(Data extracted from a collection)
*-*-*
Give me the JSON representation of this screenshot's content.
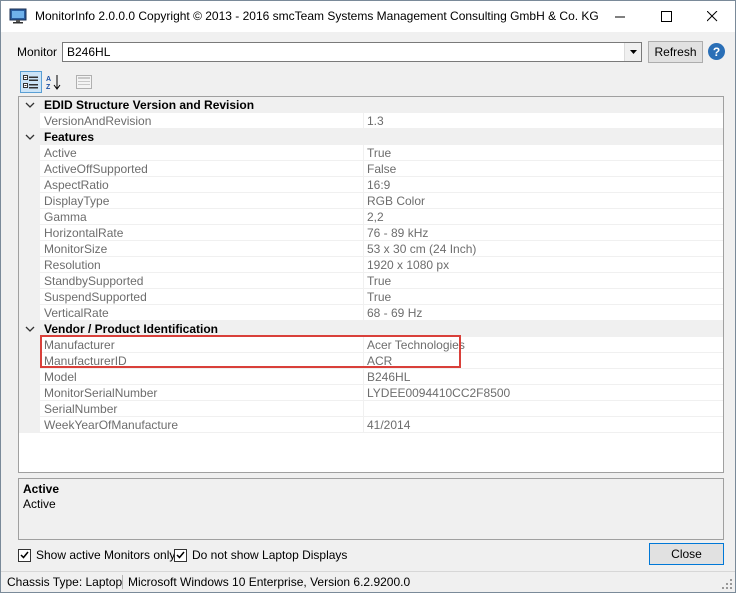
{
  "window": {
    "title": "MonitorInfo 2.0.0.0 Copyright © 2013 - 2016 smcTeam Systems Management Consulting GmbH & Co. KG",
    "icon": "monitor-icon",
    "controls": [
      "minimize-icon",
      "maximize-icon",
      "close-icon"
    ]
  },
  "monitor_selector": {
    "label": "Monitor",
    "selected": "B246HL",
    "refresh_label": "Refresh",
    "help_glyph": "?"
  },
  "toolbar": {
    "icons": [
      "categorized-icon",
      "alphabetical-sort-icon",
      "property-pages-icon"
    ],
    "categorized_active": true
  },
  "property_grid": {
    "categories": [
      {
        "name": "EDID Structure Version and Revision",
        "expanded": true,
        "properties": [
          {
            "name": "VersionAndRevision",
            "value": "1.3"
          }
        ]
      },
      {
        "name": "Features",
        "expanded": true,
        "properties": [
          {
            "name": "Active",
            "value": "True"
          },
          {
            "name": "ActiveOffSupported",
            "value": "False"
          },
          {
            "name": "AspectRatio",
            "value": "16:9"
          },
          {
            "name": "DisplayType",
            "value": "RGB Color"
          },
          {
            "name": "Gamma",
            "value": "2,2"
          },
          {
            "name": "HorizontalRate",
            "value": "76 - 89 kHz"
          },
          {
            "name": "MonitorSize",
            "value": "53 x 30 cm (24 Inch)"
          },
          {
            "name": "Resolution",
            "value": "1920 x 1080 px"
          },
          {
            "name": "StandbySupported",
            "value": "True"
          },
          {
            "name": "SuspendSupported",
            "value": "True"
          },
          {
            "name": "VerticalRate",
            "value": "68 - 69 Hz"
          }
        ]
      },
      {
        "name": "Vendor / Product Identification",
        "expanded": true,
        "properties": [
          {
            "name": "Manufacturer",
            "value": "Acer Technologies"
          },
          {
            "name": "ManufacturerID",
            "value": "ACR"
          },
          {
            "name": "Model",
            "value": "B246HL"
          },
          {
            "name": "MonitorSerialNumber",
            "value": "LYDEE0094410CC2F8500"
          },
          {
            "name": "SerialNumber",
            "value": ""
          },
          {
            "name": "WeekYearOfManufacture",
            "value": "41/2014"
          }
        ]
      }
    ],
    "highlight_color": "#d9403a"
  },
  "description": {
    "title": "Active",
    "text": "Active"
  },
  "options": {
    "show_active_label": "Show active Monitors only",
    "show_active_checked": true,
    "no_laptop_label": "Do not show Laptop Displays",
    "no_laptop_checked": true,
    "close_label": "Close"
  },
  "statusbar": {
    "chassis": "Chassis Type: Laptop",
    "os": "Microsoft Windows 10 Enterprise, Version 6.2.9200.0"
  }
}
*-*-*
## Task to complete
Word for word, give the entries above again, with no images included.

## Finished exercise
Give me the JSON representation of this screenshot's content.
{
  "window": {
    "title": "MonitorInfo 2.0.0.0 Copyright © 2013 - 2016 smcTeam Systems Management Consulting GmbH & Co. KG",
    "icon": "monitor-icon",
    "controls": [
      "minimize-icon",
      "maximize-icon",
      "close-icon"
    ]
  },
  "monitor_selector": {
    "label": "Monitor",
    "selected": "B246HL",
    "refresh_label": "Refresh",
    "help_glyph": "?"
  },
  "toolbar": {
    "icons": [
      "categorized-icon",
      "alphabetical-sort-icon",
      "property-pages-icon"
    ],
    "categorized_active": true
  },
  "property_grid": {
    "categories": [
      {
        "name": "EDID Structure Version and Revision",
        "expanded": true,
        "properties": [
          {
            "name": "VersionAndRevision",
            "value": "1.3"
          }
        ]
      },
      {
        "name": "Features",
        "expanded": true,
        "properties": [
          {
            "name": "Active",
            "value": "True"
          },
          {
            "name": "ActiveOffSupported",
            "value": "False"
          },
          {
            "name": "AspectRatio",
            "value": "16:9"
          },
          {
            "name": "DisplayType",
            "value": "RGB Color"
          },
          {
            "name": "Gamma",
            "value": "2,2"
          },
          {
            "name": "HorizontalRate",
            "value": "76 - 89 kHz"
          },
          {
            "name": "MonitorSize",
            "value": "53 x 30 cm (24 Inch)"
          },
          {
            "name": "Resolution",
            "value": "1920 x 1080 px"
          },
          {
            "name": "StandbySupported",
            "value": "True"
          },
          {
            "name": "SuspendSupported",
            "value": "True"
          },
          {
            "name": "VerticalRate",
            "value": "68 - 69 Hz"
          }
        ]
      },
      {
        "name": "Vendor / Product Identification",
        "expanded": true,
        "properties": [
          {
            "name": "Manufacturer",
            "value": "Acer Technologies"
          },
          {
            "name": "ManufacturerID",
            "value": "ACR"
          },
          {
            "name": "Model",
            "value": "B246HL"
          },
          {
            "name": "MonitorSerialNumber",
            "value": "LYDEE0094410CC2F8500"
          },
          {
            "name": "SerialNumber",
            "value": ""
          },
          {
            "name": "WeekYearOfManufacture",
            "value": "41/2014"
          }
        ]
      }
    ],
    "highlight_color": "#d9403a"
  },
  "description": {
    "title": "Active",
    "text": "Active"
  },
  "options": {
    "show_active_label": "Show active Monitors only",
    "show_active_checked": true,
    "no_laptop_label": "Do not show Laptop Displays",
    "no_laptop_checked": true,
    "close_label": "Close"
  },
  "statusbar": {
    "chassis": "Chassis Type: Laptop",
    "os": "Microsoft Windows 10 Enterprise, Version 6.2.9200.0"
  }
}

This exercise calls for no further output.